[Data]
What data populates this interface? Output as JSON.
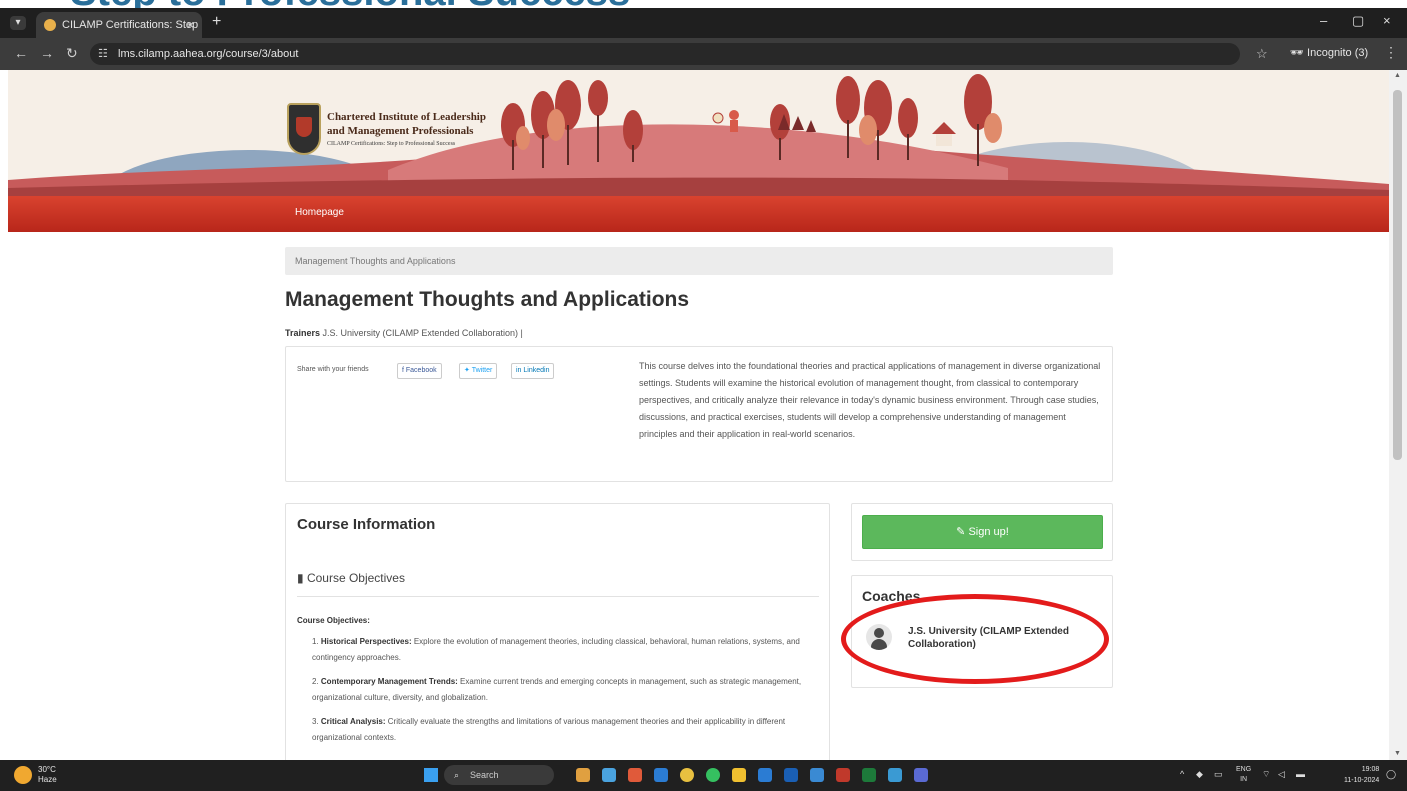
{
  "overlay_heading": "Step to Professional Success",
  "browser": {
    "tab_title": "CILAMP Certifications: Step to P",
    "tab_close": "×",
    "new_tab": "+",
    "url": "lms.cilamp.aahea.org/course/3/about",
    "profile": "Incognito (3)",
    "win_min": "–",
    "win_max": "▢",
    "win_close": "×"
  },
  "banner": {
    "org_line1": "Chartered Institute of Leadership",
    "org_line2": "and Management Professionals",
    "tagline": "CILAMP Certifications: Step to Professional Success"
  },
  "nav": {
    "home": "Homepage"
  },
  "breadcrumb": "Management Thoughts and Applications",
  "course": {
    "title": "Management Thoughts and Applications",
    "trainers_label": "Trainers",
    "trainers_value": "J.S. University (CILAMP Extended Collaboration) |",
    "share_label": "Share with your friends",
    "share_facebook": "Facebook",
    "share_twitter": "Twitter",
    "share_linkedin": "Linkedin",
    "description": "This course delves into the foundational theories and practical applications of management in diverse organizational settings. Students will examine the historical evolution of management thought, from classical to contemporary perspectives, and critically analyze their relevance in today's dynamic business environment. Through case studies, discussions, and practical exercises, students will develop a comprehensive understanding of management principles and their application in real-world scenarios.",
    "info_heading": "Course Information",
    "objectives_heading": "Course Objectives",
    "objectives_sub": "Course Objectives:",
    "objectives": [
      {
        "num": "1.",
        "title": "Historical Perspectives:",
        "text": " Explore the evolution of management theories, including classical, behavioral, human relations, systems, and contingency approaches."
      },
      {
        "num": "2.",
        "title": "Contemporary Management Trends:",
        "text": " Examine current trends and emerging concepts in management, such as strategic management, organizational culture, diversity, and globalization."
      },
      {
        "num": "3.",
        "title": "Critical Analysis:",
        "text": " Critically evaluate the strengths and limitations of various management theories and their applicability in different organizational contexts."
      }
    ]
  },
  "sidebar": {
    "signup": "Sign up!",
    "coaches_heading": "Coaches",
    "coach_name": "J.S. University (CILAMP Extended Collaboration)"
  },
  "taskbar": {
    "temp": "30°C",
    "weather": "Haze",
    "search": "Search",
    "lang1": "ENG",
    "lang2": "IN",
    "time": "19:08",
    "date": "11-10-2024"
  },
  "colors": {
    "accent_red": "#c8321f",
    "signup_green": "#5cb85c",
    "annotation_red": "#e31b1b"
  }
}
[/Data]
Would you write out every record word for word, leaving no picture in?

What data populates this interface? Output as JSON.
{
  "overlay_heading": "Step to Professional Success",
  "browser": {
    "tab_title": "CILAMP Certifications: Step to P",
    "tab_close": "×",
    "new_tab": "+",
    "url": "lms.cilamp.aahea.org/course/3/about",
    "profile": "Incognito (3)",
    "win_min": "–",
    "win_max": "▢",
    "win_close": "×"
  },
  "banner": {
    "org_line1": "Chartered Institute of Leadership",
    "org_line2": "and Management Professionals",
    "tagline": "CILAMP Certifications: Step to Professional Success"
  },
  "nav": {
    "home": "Homepage"
  },
  "breadcrumb": "Management Thoughts and Applications",
  "course": {
    "title": "Management Thoughts and Applications",
    "trainers_label": "Trainers",
    "trainers_value": "J.S. University (CILAMP Extended Collaboration) |",
    "share_label": "Share with your friends",
    "share_facebook": "Facebook",
    "share_twitter": "Twitter",
    "share_linkedin": "Linkedin",
    "description": "This course delves into the foundational theories and practical applications of management in diverse organizational settings. Students will examine the historical evolution of management thought, from classical to contemporary perspectives, and critically analyze their relevance in today's dynamic business environment. Through case studies, discussions, and practical exercises, students will develop a comprehensive understanding of management principles and their application in real-world scenarios.",
    "info_heading": "Course Information",
    "objectives_heading": "Course Objectives",
    "objectives_sub": "Course Objectives:",
    "objectives": [
      {
        "num": "1.",
        "title": "Historical Perspectives:",
        "text": " Explore the evolution of management theories, including classical, behavioral, human relations, systems, and contingency approaches."
      },
      {
        "num": "2.",
        "title": "Contemporary Management Trends:",
        "text": " Examine current trends and emerging concepts in management, such as strategic management, organizational culture, diversity, and globalization."
      },
      {
        "num": "3.",
        "title": "Critical Analysis:",
        "text": " Critically evaluate the strengths and limitations of various management theories and their applicability in different organizational contexts."
      }
    ]
  },
  "sidebar": {
    "signup": "Sign up!",
    "coaches_heading": "Coaches",
    "coach_name": "J.S. University (CILAMP Extended Collaboration)"
  },
  "taskbar": {
    "temp": "30°C",
    "weather": "Haze",
    "search": "Search",
    "lang1": "ENG",
    "lang2": "IN",
    "time": "19:08",
    "date": "11-10-2024"
  },
  "colors": {
    "accent_red": "#c8321f",
    "signup_green": "#5cb85c",
    "annotation_red": "#e31b1b"
  }
}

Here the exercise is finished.